▶ **What you are asked to do**: No pictures should appear in the copy; otherwise retype the entries exactly.

##### Source material

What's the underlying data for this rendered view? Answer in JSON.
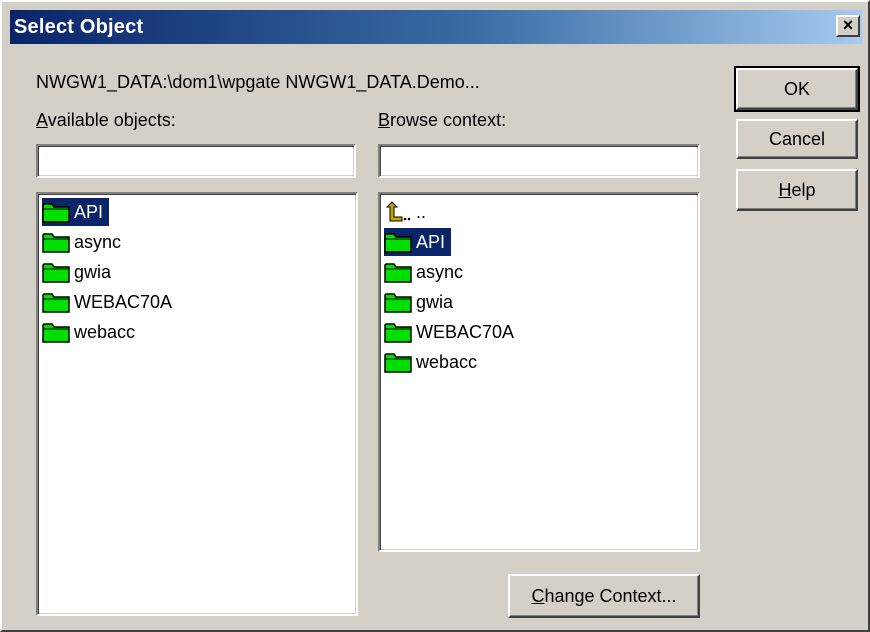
{
  "window": {
    "title": "Select Object",
    "close_glyph": "×"
  },
  "path_text": "NWGW1_DATA:\\dom1\\wpgate NWGW1_DATA.Demo...",
  "available": {
    "label_mnemonic": "A",
    "label_rest": "vailable objects:",
    "filter_value": "",
    "items": [
      {
        "label": "API",
        "selected": true,
        "icon": "folder-icon"
      },
      {
        "label": "async",
        "selected": false,
        "icon": "folder-icon"
      },
      {
        "label": "gwia",
        "selected": false,
        "icon": "folder-icon"
      },
      {
        "label": "WEBAC70A",
        "selected": false,
        "icon": "folder-icon"
      },
      {
        "label": "webacc",
        "selected": false,
        "icon": "folder-icon"
      }
    ]
  },
  "browse": {
    "label_mnemonic": "B",
    "label_rest": "rowse context:",
    "filter_value": "",
    "up_label": "..",
    "items": [
      {
        "label": "API",
        "selected": true,
        "icon": "folder-icon"
      },
      {
        "label": "async",
        "selected": false,
        "icon": "folder-icon"
      },
      {
        "label": "gwia",
        "selected": false,
        "icon": "folder-icon"
      },
      {
        "label": "WEBAC70A",
        "selected": false,
        "icon": "folder-icon"
      },
      {
        "label": "webacc",
        "selected": false,
        "icon": "folder-icon"
      }
    ]
  },
  "buttons": {
    "ok": "OK",
    "cancel": "Cancel",
    "help_mnemonic": "H",
    "help_rest": "elp",
    "change_context_mnemonic": "C",
    "change_context_rest": "hange Context..."
  },
  "colors": {
    "selection": "#0a246a",
    "folder_fill": "#00e000",
    "dialog_face": "#d4d0c8"
  }
}
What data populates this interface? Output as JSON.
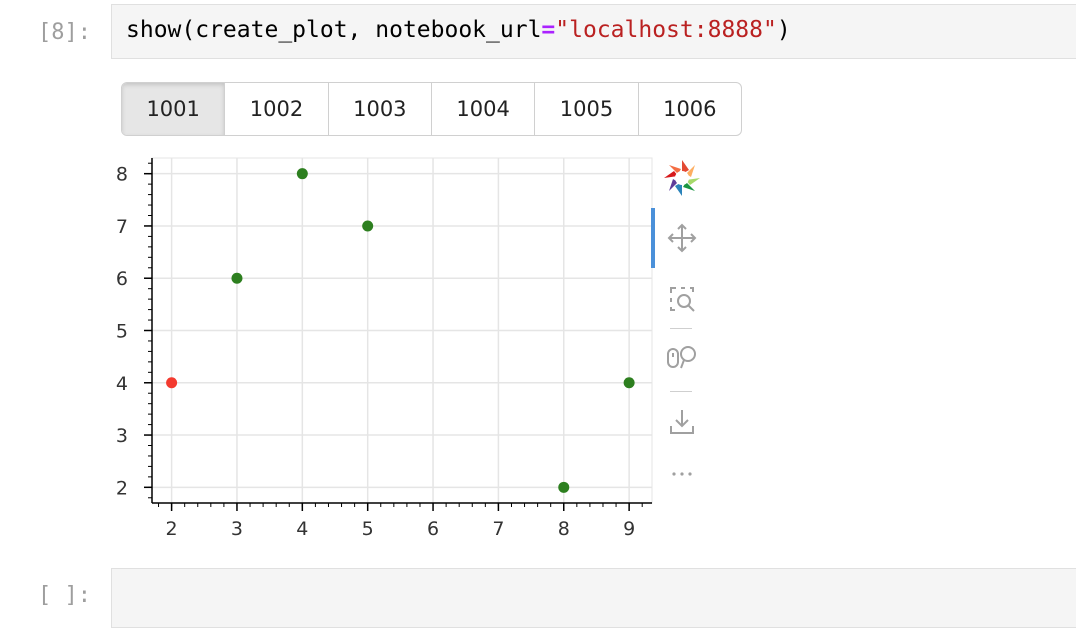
{
  "cells": [
    {
      "prompt": "[8]:",
      "code": {
        "fn": "show(create_plot, notebook_url",
        "op": "=",
        "str": "\"localhost:8888\"",
        "close": ")"
      }
    },
    {
      "prompt": "[ ]:",
      "code": ""
    }
  ],
  "tabs": {
    "labels": [
      "1001",
      "1002",
      "1003",
      "1004",
      "1005",
      "1006"
    ],
    "active": "1001"
  },
  "toolbar": {
    "tools": [
      "bokeh-logo-icon",
      "pan-icon",
      "box-zoom-icon",
      "wheel-zoom-icon",
      "save-icon",
      "more-icon"
    ],
    "active_tool": "pan-icon"
  },
  "chart_data": {
    "type": "scatter",
    "points": [
      {
        "x": 2,
        "y": 4,
        "color": "#f33a2f"
      },
      {
        "x": 3,
        "y": 6,
        "color": "#2d7f1f"
      },
      {
        "x": 4,
        "y": 8,
        "color": "#2d7f1f"
      },
      {
        "x": 5,
        "y": 7,
        "color": "#2d7f1f"
      },
      {
        "x": 8,
        "y": 2,
        "color": "#2d7f1f"
      },
      {
        "x": 9,
        "y": 4,
        "color": "#2d7f1f"
      }
    ],
    "xlim": [
      1.7,
      9.35
    ],
    "ylim": [
      1.7,
      8.3
    ],
    "xticks": [
      2,
      3,
      4,
      5,
      6,
      7,
      8,
      9
    ],
    "yticks": [
      2,
      3,
      4,
      5,
      6,
      7,
      8
    ],
    "grid": true,
    "title": "",
    "xlabel": "",
    "ylabel": ""
  }
}
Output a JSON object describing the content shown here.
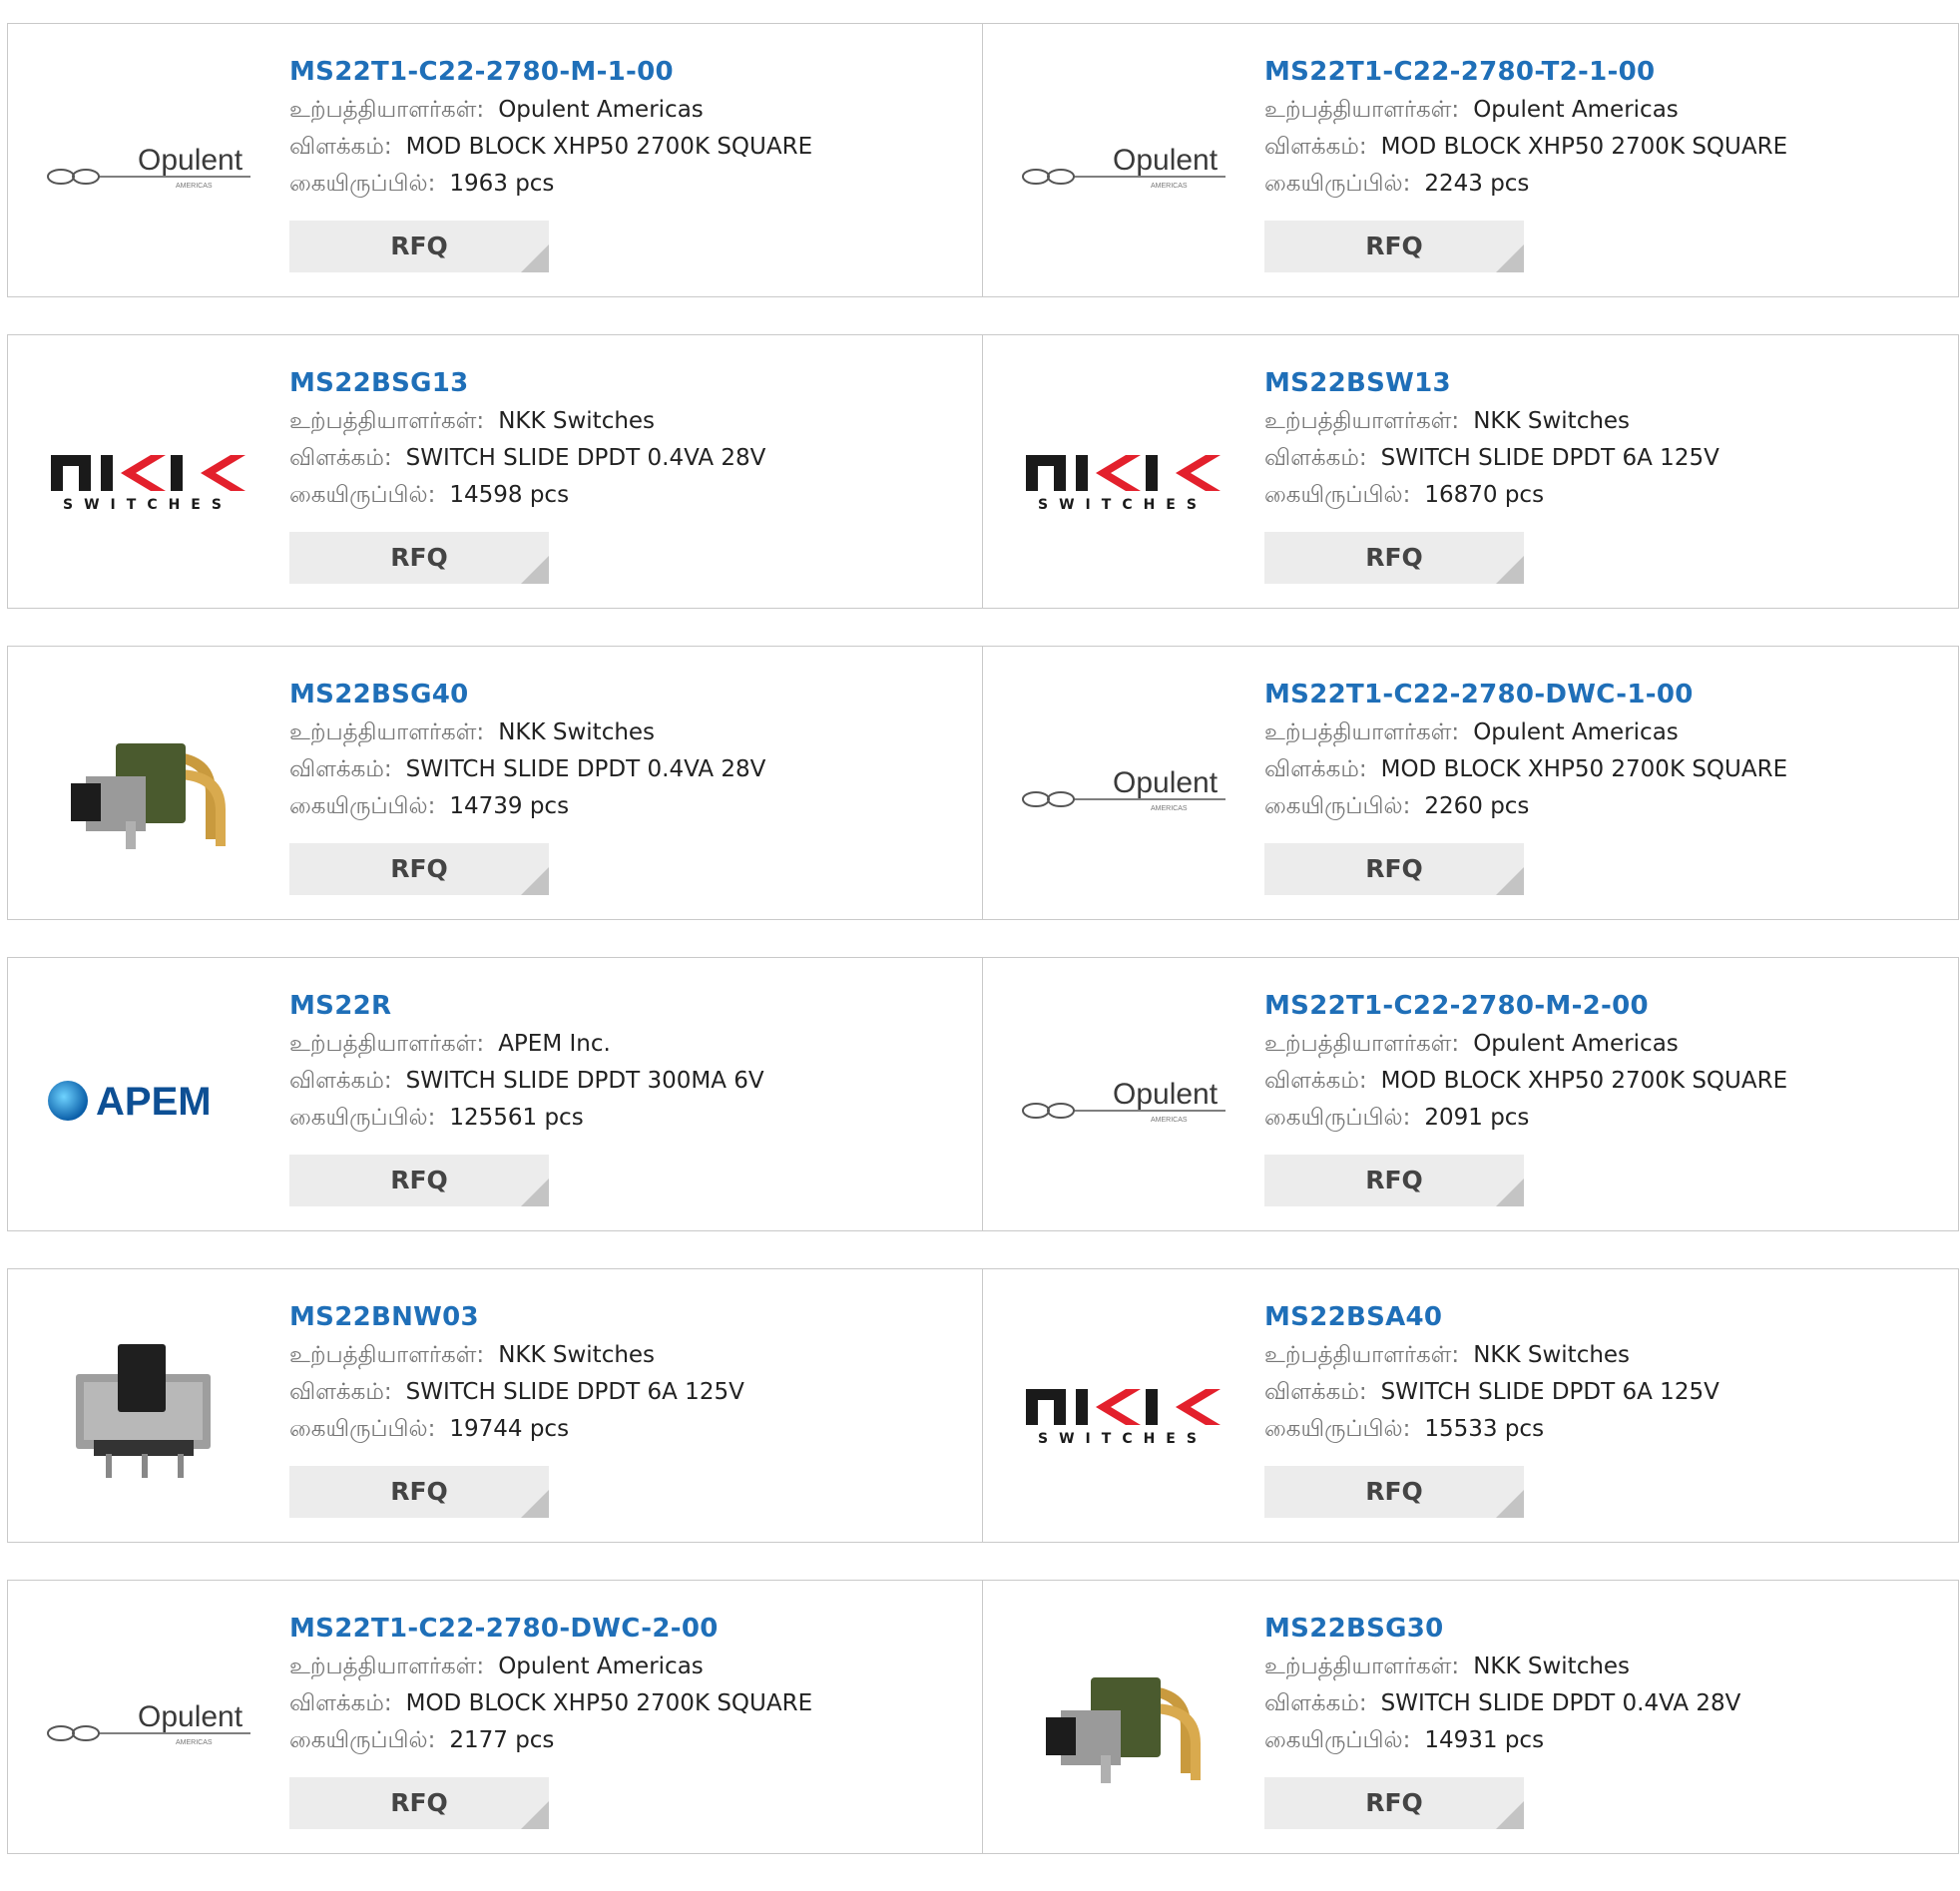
{
  "labels": {
    "manufacturer": "உற்பத்தியாளர்கள்:",
    "description": "விளக்கம்:",
    "stock": "கையிருப்பில்:",
    "rfq": "RFQ"
  },
  "logo_text": {
    "opulent": "Opulent",
    "opulent_sub": "AMERICAS",
    "nkk": "NKK",
    "nkk_sub": "SWITCHES",
    "apem": "APEM"
  },
  "colors": {
    "part_link": "#1f6fb8",
    "rfq_bg": "#ececec",
    "border": "#c9c9c9"
  },
  "products": [
    {
      "part": "MS22T1-C22-2780-M-1-00",
      "manufacturer": "Opulent Americas",
      "description": "MOD BLOCK XHP50 2700K SQUARE",
      "stock": "1963 pcs",
      "logo": "opulent"
    },
    {
      "part": "MS22T1-C22-2780-T2-1-00",
      "manufacturer": "Opulent Americas",
      "description": "MOD BLOCK XHP50 2700K SQUARE",
      "stock": "2243 pcs",
      "logo": "opulent"
    },
    {
      "part": "MS22BSG13",
      "manufacturer": "NKK Switches",
      "description": "SWITCH SLIDE DPDT 0.4VA 28V",
      "stock": "14598 pcs",
      "logo": "nkk"
    },
    {
      "part": "MS22BSW13",
      "manufacturer": "NKK Switches",
      "description": "SWITCH SLIDE DPDT 6A 125V",
      "stock": "16870 pcs",
      "logo": "nkk"
    },
    {
      "part": "MS22BSG40",
      "manufacturer": "NKK Switches",
      "description": "SWITCH SLIDE DPDT 0.4VA 28V",
      "stock": "14739 pcs",
      "logo": "switch-photo-angled"
    },
    {
      "part": "MS22T1-C22-2780-DWC-1-00",
      "manufacturer": "Opulent Americas",
      "description": "MOD BLOCK XHP50 2700K SQUARE",
      "stock": "2260 pcs",
      "logo": "opulent"
    },
    {
      "part": "MS22R",
      "manufacturer": "APEM Inc.",
      "description": "SWITCH SLIDE DPDT 300MA 6V",
      "stock": "125561 pcs",
      "logo": "apem"
    },
    {
      "part": "MS22T1-C22-2780-M-2-00",
      "manufacturer": "Opulent Americas",
      "description": "MOD BLOCK XHP50 2700K SQUARE",
      "stock": "2091 pcs",
      "logo": "opulent"
    },
    {
      "part": "MS22BNW03",
      "manufacturer": "NKK Switches",
      "description": "SWITCH SLIDE DPDT 6A 125V",
      "stock": "19744 pcs",
      "logo": "switch-photo-vertical"
    },
    {
      "part": "MS22BSA40",
      "manufacturer": "NKK Switches",
      "description": "SWITCH SLIDE DPDT 6A 125V",
      "stock": "15533 pcs",
      "logo": "nkk"
    },
    {
      "part": "MS22T1-C22-2780-DWC-2-00",
      "manufacturer": "Opulent Americas",
      "description": "MOD BLOCK XHP50 2700K SQUARE",
      "stock": "2177 pcs",
      "logo": "opulent"
    },
    {
      "part": "MS22BSG30",
      "manufacturer": "NKK Switches",
      "description": "SWITCH SLIDE DPDT 0.4VA 28V",
      "stock": "14931 pcs",
      "logo": "switch-photo-angled"
    }
  ]
}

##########

▶ **Output below**:
What's the underlying data for this rendered view? Answer in JSON.
{
  "window": {
    "title": "Select Object",
    "close_glyph": "×"
  },
  "path_text": "NWGW1_DATA:\\dom1\\wpgate NWGW1_DATA.Demo...",
  "available": {
    "label_mnemonic": "A",
    "label_rest": "vailable objects:",
    "filter_value": "",
    "items": [
      {
        "label": "API",
        "selected": true,
        "icon": "folder-icon"
      },
      {
        "label": "async",
        "selected": false,
        "icon": "folder-icon"
      },
      {
        "label": "gwia",
        "selected": false,
        "icon": "folder-icon"
      },
      {
        "label": "WEBAC70A",
        "selected": false,
        "icon": "folder-icon"
      },
      {
        "label": "webacc",
        "selected": false,
        "icon": "folder-icon"
      }
    ]
  },
  "browse": {
    "label_mnemonic": "B",
    "label_rest": "rowse context:",
    "filter_value": "",
    "up_label": "..",
    "items": [
      {
        "label": "API",
        "selected": true,
        "icon": "folder-icon"
      },
      {
        "label": "async",
        "selected": false,
        "icon": "folder-icon"
      },
      {
        "label": "gwia",
        "selected": false,
        "icon": "folder-icon"
      },
      {
        "label": "WEBAC70A",
        "selected": false,
        "icon": "folder-icon"
      },
      {
        "label": "webacc",
        "selected": false,
        "icon": "folder-icon"
      }
    ]
  },
  "buttons": {
    "ok": "OK",
    "cancel": "Cancel",
    "help_mnemonic": "H",
    "help_rest": "elp",
    "change_context_mnemonic": "C",
    "change_context_rest": "hange Context..."
  },
  "colors": {
    "selection": "#0a246a",
    "folder_fill": "#00e000",
    "dialog_face": "#d4d0c8"
  }
}
What data populates this interface? Output as JSON.
{
  "cells": [
    {
      "prompt": "[8]:",
      "code": {
        "fn": "show(create_plot, notebook_url",
        "op": "=",
        "str": "\"localhost:8888\"",
        "close": ")"
      }
    },
    {
      "prompt": "[ ]:",
      "code": ""
    }
  ],
  "tabs": {
    "labels": [
      "1001",
      "1002",
      "1003",
      "1004",
      "1005",
      "1006"
    ],
    "active": "1001"
  },
  "toolbar": {
    "tools": [
      "bokeh-logo-icon",
      "pan-icon",
      "box-zoom-icon",
      "wheel-zoom-icon",
      "save-icon",
      "more-icon"
    ],
    "active_tool": "pan-icon"
  },
  "chart_data": {
    "type": "scatter",
    "points": [
      {
        "x": 2,
        "y": 4,
        "color": "#f33a2f"
      },
      {
        "x": 3,
        "y": 6,
        "color": "#2d7f1f"
      },
      {
        "x": 4,
        "y": 8,
        "color": "#2d7f1f"
      },
      {
        "x": 5,
        "y": 7,
        "color": "#2d7f1f"
      },
      {
        "x": 8,
        "y": 2,
        "color": "#2d7f1f"
      },
      {
        "x": 9,
        "y": 4,
        "color": "#2d7f1f"
      }
    ],
    "xlim": [
      1.7,
      9.35
    ],
    "ylim": [
      1.7,
      8.3
    ],
    "xticks": [
      2,
      3,
      4,
      5,
      6,
      7,
      8,
      9
    ],
    "yticks": [
      2,
      3,
      4,
      5,
      6,
      7,
      8
    ],
    "grid": true,
    "title": "",
    "xlabel": "",
    "ylabel": ""
  }
}
Output a JSON object describing the content shown here.
{
  "labels": {
    "manufacturer": "உற்பத்தியாளர்கள்:",
    "description": "விளக்கம்:",
    "stock": "கையிருப்பில்:",
    "rfq": "RFQ"
  },
  "logo_text": {
    "opulent": "Opulent",
    "opulent_sub": "AMERICAS",
    "nkk": "NKK",
    "nkk_sub": "SWITCHES",
    "apem": "APEM"
  },
  "colors": {
    "part_link": "#1f6fb8",
    "rfq_bg": "#ececec",
    "border": "#c9c9c9"
  },
  "products": [
    {
      "part": "MS22T1-C22-2780-M-1-00",
      "manufacturer": "Opulent Americas",
      "description": "MOD BLOCK XHP50 2700K SQUARE",
      "stock": "1963 pcs",
      "logo": "opulent"
    },
    {
      "part": "MS22T1-C22-2780-T2-1-00",
      "manufacturer": "Opulent Americas",
      "description": "MOD BLOCK XHP50 2700K SQUARE",
      "stock": "2243 pcs",
      "logo": "opulent"
    },
    {
      "part": "MS22BSG13",
      "manufacturer": "NKK Switches",
      "description": "SWITCH SLIDE DPDT 0.4VA 28V",
      "stock": "14598 pcs",
      "logo": "nkk"
    },
    {
      "part": "MS22BSW13",
      "manufacturer": "NKK Switches",
      "description": "SWITCH SLIDE DPDT 6A 125V",
      "stock": "16870 pcs",
      "logo": "nkk"
    },
    {
      "part": "MS22BSG40",
      "manufacturer": "NKK Switches",
      "description": "SWITCH SLIDE DPDT 0.4VA 28V",
      "stock": "14739 pcs",
      "logo": "switch-photo-angled"
    },
    {
      "part": "MS22T1-C22-2780-DWC-1-00",
      "manufacturer": "Opulent Americas",
      "description": "MOD BLOCK XHP50 2700K SQUARE",
      "stock": "2260 pcs",
      "logo": "opulent"
    },
    {
      "part": "MS22R",
      "manufacturer": "APEM Inc.",
      "description": "SWITCH SLIDE DPDT 300MA 6V",
      "stock": "125561 pcs",
      "logo": "apem"
    },
    {
      "part": "MS22T1-C22-2780-M-2-00",
      "manufacturer": "Opulent Americas",
      "description": "MOD BLOCK XHP50 2700K SQUARE",
      "stock": "2091 pcs",
      "logo": "opulent"
    },
    {
      "part": "MS22BNW03",
      "manufacturer": "NKK Switches",
      "description": "SWITCH SLIDE DPDT 6A 125V",
      "stock": "19744 pcs",
      "logo": "switch-photo-vertical"
    },
    {
      "part": "MS22BSA40",
      "manufacturer": "NKK Switches",
      "description": "SWITCH SLIDE DPDT 6A 125V",
      "stock": "15533 pcs",
      "logo": "nkk"
    },
    {
      "part": "MS22T1-C22-2780-DWC-2-00",
      "manufacturer": "Opulent Americas",
      "description": "MOD BLOCK XHP50 2700K SQUARE",
      "stock": "2177 pcs",
      "logo": "opulent"
    },
    {
      "part": "MS22BSG30",
      "manufacturer": "NKK Switches",
      "description": "SWITCH SLIDE DPDT 0.4VA 28V",
      "stock": "14931 pcs",
      "logo": "switch-photo-angled"
    }
  ]
}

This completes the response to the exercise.